There has always been an uneasy relationship between archaeologists and commercial salvage groups. The main concern is that scientific standards of excavation are sidelined in the pursuit of profit by salvaging enterprises. Underwater archaeologist Dr Nick Dixon notes: ‘Obviously, the public would like to see treasure, and the profit that can be gained by a museum through visitor numbers is significant. But unless the material has been properly excavated and recorded it is likely to contaminate the good name of the institution that shows the items.’
In an unexpected turn of events, following the cancellation, the museum announced it was considering a recommendation to re-excavate the Belitung shipwreck site. In a press statement, Julian Raby suggested that as well as providing training for a new generation of South-east Asian underwater archaeologists, ‘scientific re-excavation could reveal context that was lost or ignored in the original salvage operation’. Yet Dr Flecker questions this: ‘For better or worse, by the completion of the excavation there was no artefact-related contextual information left to glean.’
The Smithsonian has touched on a continuing problem in many South-east Asian countries: there are limited funds and expertise in the region to ensure that the rich underwater heritage is protected from the rising tide of looters. Wrecks discovered are either stripped bare by illegal divers or excavated by archaeologists under the profit-driven supervision of commercial salvage companies. Dr John Miksic from the National University of Singapore warns: ‘Unless something is done in the next five years, almost all data on underwater archaeology in South-east Asia will be destroyed. Concerted action is needed, and innovative arrangements – including private-public collaboration in underwater archaeology –
will have to be employed, because no government is going to allocate
the necessary resources to this type of research.’
With some experts supporting Shipwrecked on the basis that public-private partnerships can help stop the looting and loss of underwater artefacts, it is clear that this ongoing battle over ethics, politics, and commercial interests is far from being resolved.

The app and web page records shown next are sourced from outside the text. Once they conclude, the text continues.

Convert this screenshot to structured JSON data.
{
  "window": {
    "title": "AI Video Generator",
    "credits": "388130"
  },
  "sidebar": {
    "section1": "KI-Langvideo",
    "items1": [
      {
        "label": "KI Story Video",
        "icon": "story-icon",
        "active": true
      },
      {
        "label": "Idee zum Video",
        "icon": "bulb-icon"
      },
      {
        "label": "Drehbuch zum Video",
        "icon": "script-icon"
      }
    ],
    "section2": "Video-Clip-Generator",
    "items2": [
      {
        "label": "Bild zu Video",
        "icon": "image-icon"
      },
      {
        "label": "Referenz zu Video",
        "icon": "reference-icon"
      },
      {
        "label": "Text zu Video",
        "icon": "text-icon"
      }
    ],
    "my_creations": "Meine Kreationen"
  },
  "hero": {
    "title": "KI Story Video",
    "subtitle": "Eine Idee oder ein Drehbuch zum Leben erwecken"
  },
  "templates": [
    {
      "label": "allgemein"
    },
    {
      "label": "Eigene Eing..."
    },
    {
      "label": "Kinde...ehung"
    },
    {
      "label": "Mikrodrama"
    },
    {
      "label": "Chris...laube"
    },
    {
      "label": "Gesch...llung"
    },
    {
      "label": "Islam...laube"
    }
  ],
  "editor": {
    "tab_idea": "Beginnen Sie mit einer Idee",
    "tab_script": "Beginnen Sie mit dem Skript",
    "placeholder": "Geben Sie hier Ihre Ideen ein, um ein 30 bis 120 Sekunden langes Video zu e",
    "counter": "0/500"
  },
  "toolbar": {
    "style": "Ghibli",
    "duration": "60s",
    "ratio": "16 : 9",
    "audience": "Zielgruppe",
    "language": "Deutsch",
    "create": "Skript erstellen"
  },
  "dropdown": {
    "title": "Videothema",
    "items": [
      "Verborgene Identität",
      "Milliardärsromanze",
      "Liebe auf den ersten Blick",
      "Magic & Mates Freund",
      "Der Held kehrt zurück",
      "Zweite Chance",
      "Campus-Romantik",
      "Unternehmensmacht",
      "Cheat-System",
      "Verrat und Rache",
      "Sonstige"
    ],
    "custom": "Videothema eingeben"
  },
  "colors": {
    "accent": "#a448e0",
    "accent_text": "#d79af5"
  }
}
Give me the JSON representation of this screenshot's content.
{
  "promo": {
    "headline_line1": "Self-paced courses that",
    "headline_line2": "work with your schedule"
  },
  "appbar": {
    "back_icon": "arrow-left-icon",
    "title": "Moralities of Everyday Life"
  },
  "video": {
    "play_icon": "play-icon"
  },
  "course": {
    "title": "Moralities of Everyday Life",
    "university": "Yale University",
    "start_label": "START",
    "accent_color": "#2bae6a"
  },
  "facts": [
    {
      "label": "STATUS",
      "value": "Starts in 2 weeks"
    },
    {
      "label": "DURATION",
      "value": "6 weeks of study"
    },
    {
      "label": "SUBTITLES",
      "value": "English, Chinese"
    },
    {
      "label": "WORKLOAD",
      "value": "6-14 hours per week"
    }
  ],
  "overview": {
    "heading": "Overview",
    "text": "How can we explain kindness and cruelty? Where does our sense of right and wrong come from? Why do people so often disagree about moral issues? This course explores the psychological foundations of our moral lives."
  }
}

This article is an extract from the full article published in World Archaeology Issue 51. Click here to subscribe